At Downing, Jetha will pursue a master of philosophy degree in world history. She plans to expand her research in the extensive British archives in London and Cambridge and reach back to the 18th century as well as the 19th. “I think I’m going to find some things that are just going to blow my mind,” she says. The experience may help clarify if Jetha wants to pursue an academic career or one in journalism. One possibility is doing public history and “bringing historical context to the region,” she says. “A lot of exciting geopolitical advancements are going to happen in the Indian Ocean and the broader Indo-Pacific region,” she notes. “People need to understand the historical context of what the maritime region has been in the past and what it could be in the future.”

Preparing for a Career in Medical Research

Mohammed Ahmed was born in Sudan and came to the U.S. with his parents as a young child. In his New Jersey hometown, he attended New Brunswick Health Science Technology High School, which deepened his interest in a medical career. He says that unlike the stereotypical immigrant parents who want their children to become engineers, doctors or lawyers, “they really just wanted us to have a better life than they had when they were growing up. As long as we had logic behind the choices we were making, I could have ended up being a journalist or historian or any other sort of career that I wanted.”
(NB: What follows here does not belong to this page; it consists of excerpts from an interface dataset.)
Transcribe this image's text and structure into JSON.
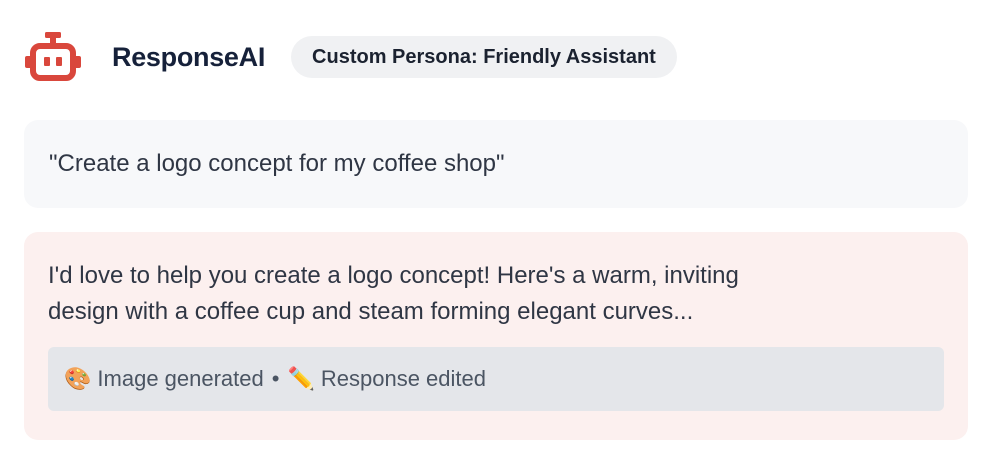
{
  "app": {
    "title": "ResponseAI",
    "logo_icon": "robot-icon",
    "accent_color": "#d9473c"
  },
  "persona": {
    "label": "Custom Persona: Friendly Assistant"
  },
  "conversation": {
    "user_message": "\"Create a logo concept for my coffee shop\"",
    "ai_response": {
      "text_line_1": "I'd love to help you create a logo concept! Here's a warm, inviting",
      "text_line_2": "design with a coffee cup and steam forming elegant curves...",
      "status": {
        "image_icon": "🎨",
        "image_label": "Image generated",
        "separator": "•",
        "edit_icon": "✏️",
        "edit_label": "Response edited"
      }
    }
  }
}
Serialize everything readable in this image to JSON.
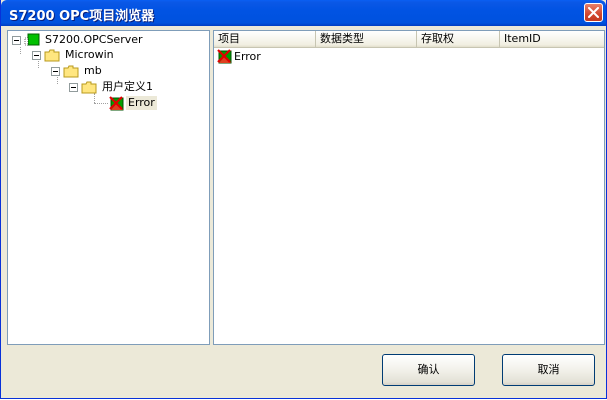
{
  "window": {
    "title": "S7200 OPC项目浏览器"
  },
  "tree": {
    "nodes": [
      {
        "label": "S7200.OPCServer",
        "icon": "server-icon"
      },
      {
        "label": "Microwin",
        "icon": "folder-icon"
      },
      {
        "label": "mb",
        "icon": "folder-icon"
      },
      {
        "label": "用户定义1",
        "icon": "folder-icon"
      },
      {
        "label": "Error",
        "icon": "error-icon"
      }
    ]
  },
  "list": {
    "columns": [
      "项目",
      "数据类型",
      "存取权",
      "ItemID"
    ],
    "rows": [
      {
        "item": "Error",
        "icon": "error-icon"
      }
    ]
  },
  "buttons": {
    "ok": "确认",
    "cancel": "取消"
  },
  "colors": {
    "title_bar": "#0052de",
    "dialog_face": "#ece9d8",
    "close_button": "#d2462e",
    "pane_border": "#7f9db9"
  }
}
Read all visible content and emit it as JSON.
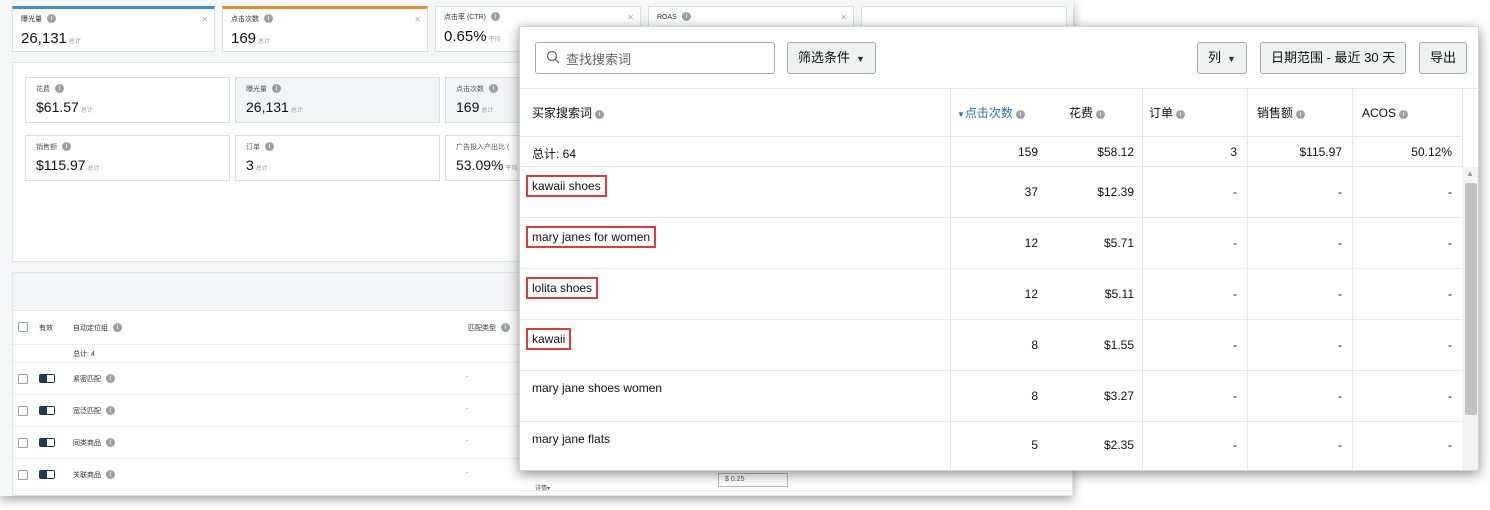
{
  "background": {
    "metric_tabs": [
      {
        "label": "曝光量",
        "value": "26,131",
        "suffix": "总计"
      },
      {
        "label": "点击次数",
        "value": "169",
        "suffix": "总计"
      },
      {
        "label": "点击率 (CTR)",
        "value": "0.65%",
        "suffix": "平均"
      },
      {
        "label": "ROAS",
        "value": "",
        "suffix": ""
      }
    ],
    "kpis": [
      {
        "label": "花费",
        "value": "$61.57",
        "suffix": "总计"
      },
      {
        "label": "曝光量",
        "value": "26,131",
        "suffix": "总计"
      },
      {
        "label": "点击次数",
        "value": "169",
        "suffix": "总计"
      },
      {
        "label": "销售额",
        "value": "$115.97",
        "suffix": "总计"
      },
      {
        "label": "订单",
        "value": "3",
        "suffix": "总计"
      },
      {
        "label": "广告投入产出比 (",
        "value": "53.09%",
        "suffix": "平均"
      }
    ],
    "table": {
      "col_active": "有效",
      "col_target": "自动定位组",
      "col_match": "匹配类型",
      "total": "总计: 4",
      "rows": [
        "紧密匹配",
        "宽泛匹配",
        "同类商品",
        "关联商品"
      ],
      "dash": "-",
      "footer_detail": "详情",
      "footer_bid": "0.25"
    }
  },
  "popup": {
    "search_placeholder": "查找搜索词",
    "filter_label": "筛选条件",
    "columns_label": "列",
    "date_range_label": "日期范围 - 最近 30 天",
    "export_label": "导出",
    "headers": {
      "term": "买家搜索词",
      "clicks": "点击次数",
      "spend": "花费",
      "orders": "订单",
      "sales": "销售额",
      "acos": "ACOS"
    },
    "total": {
      "label": "总计: 64",
      "clicks": "159",
      "spend": "$58.12",
      "orders": "3",
      "sales": "$115.97",
      "acos": "50.12%"
    },
    "rows": [
      {
        "term": "kawaii shoes",
        "clicks": "37",
        "spend": "$12.39",
        "orders": "-",
        "sales": "-",
        "acos": "-",
        "highlighted": true
      },
      {
        "term": "mary janes for women",
        "clicks": "12",
        "spend": "$5.71",
        "orders": "-",
        "sales": "-",
        "acos": "-",
        "highlighted": true
      },
      {
        "term": "lolita shoes",
        "clicks": "12",
        "spend": "$5.11",
        "orders": "-",
        "sales": "-",
        "acos": "-",
        "highlighted": true
      },
      {
        "term": "kawaii",
        "clicks": "8",
        "spend": "$1.55",
        "orders": "-",
        "sales": "-",
        "acos": "-",
        "highlighted": true
      },
      {
        "term": "mary jane shoes women",
        "clicks": "8",
        "spend": "$3.27",
        "orders": "-",
        "sales": "-",
        "acos": "-",
        "highlighted": false
      },
      {
        "term": "mary jane flats",
        "clicks": "5",
        "spend": "$2.35",
        "orders": "-",
        "sales": "-",
        "acos": "-",
        "highlighted": false
      }
    ],
    "colors": {
      "highlight_border": "#e53935",
      "sort_accent": "#2f6fb0"
    }
  }
}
At the magnet high school he attended, which was located across the street from a major hospital, Ahmed listened to presentations by doctors, nurses and others in the health field and had the opportunity to shadow health professionals. During his senior year, he did a surgical internship at the hospital, scrubbing in and watching procedures. “When I went there for the first time,” he says, “I told myself, ‘If I’m afraid of blood, this is probably not for me.’” It was open-heart surgery, with one team cracking open the sternum and the other extracting a vein from the patient’s leg. “And as soon as I stepped in,” Ahmed recalls, “I saw that I was not fearful but I wanted to get closer and closer.”
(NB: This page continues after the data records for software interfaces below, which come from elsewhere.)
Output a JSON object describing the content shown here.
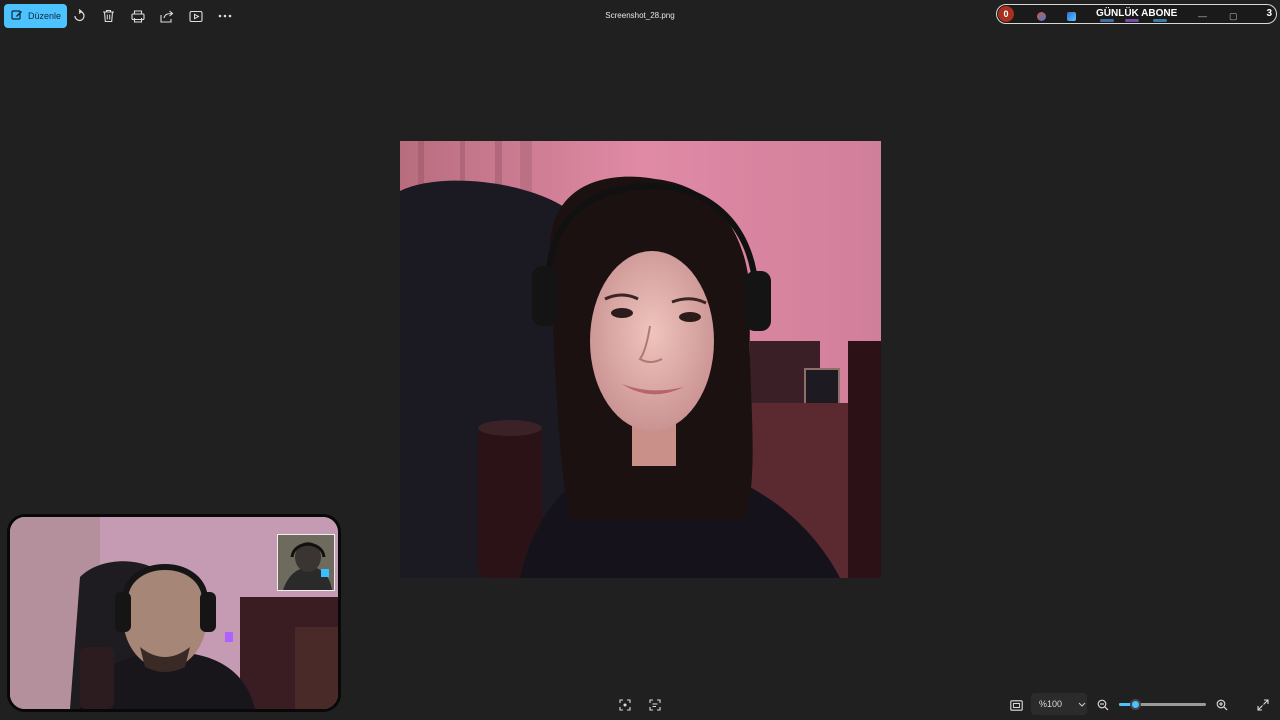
{
  "app": {
    "title": "Screenshot_28.png"
  },
  "toolbar": {
    "edit_label": "Düzenle",
    "icons": [
      "edit-icon",
      "rotate-icon",
      "delete-icon",
      "print-icon",
      "share-icon",
      "slideshow-icon",
      "more-icon"
    ]
  },
  "overlay": {
    "badge": "0",
    "label": "GÜNLÜK ABONE",
    "count": "3"
  },
  "viewer": {
    "zoom_label": "%100",
    "zoom_level": 100,
    "slider_fraction": 0.18,
    "accent": "#4cc2ff",
    "background": "#202020"
  },
  "bottom_icons": [
    "fit-to-window-icon",
    "select-text-icon",
    "actual-size-icon",
    "chevron-down-icon",
    "zoom-out-icon",
    "zoom-in-icon",
    "fullscreen-icon"
  ]
}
Ahmed is completing a major in molecular biology and has been active in the lab of Professor of Chemistry Malkiat Johal. Next fall he will enroll in a master of philosophy degree program in chemistry at Downing College and will join a lab doing research on Alzheimer’s and Parkinson’s disease. “I’m hoping that the work that I do within this lab contributes to the next steps for curing these diseases,” Ahmed says. He looks forward to studying abroad in the United Kingdom.

Earning a medical degree is a given in Ahmed’s career plans, though he is still weighing whether to pursue an M.D.-Ph.D. program or one that integrates medical school with physician scientist training. His decision to pursue medical research came into sharper focus at Pomona when he heard a guest lecturer describe his own career pathway. “One quote that stuck with me,” Ahmed recounts, “was that as a physician, he could save the lives of hundreds of people. But as a researcher, you could possibly save the lives of thousands or millions.”

Downing College was founded in 1800 by bequest of Sir George Downing and became the 17th college of Cambridge University. “Profound change through research and learning is our reason for being,” the college notes on its website. It lists as its values scholarship, curiosity, community, integrity and kindness. “Wisdom is not handed down at Downing,” the college says of itself. “It is discovered.”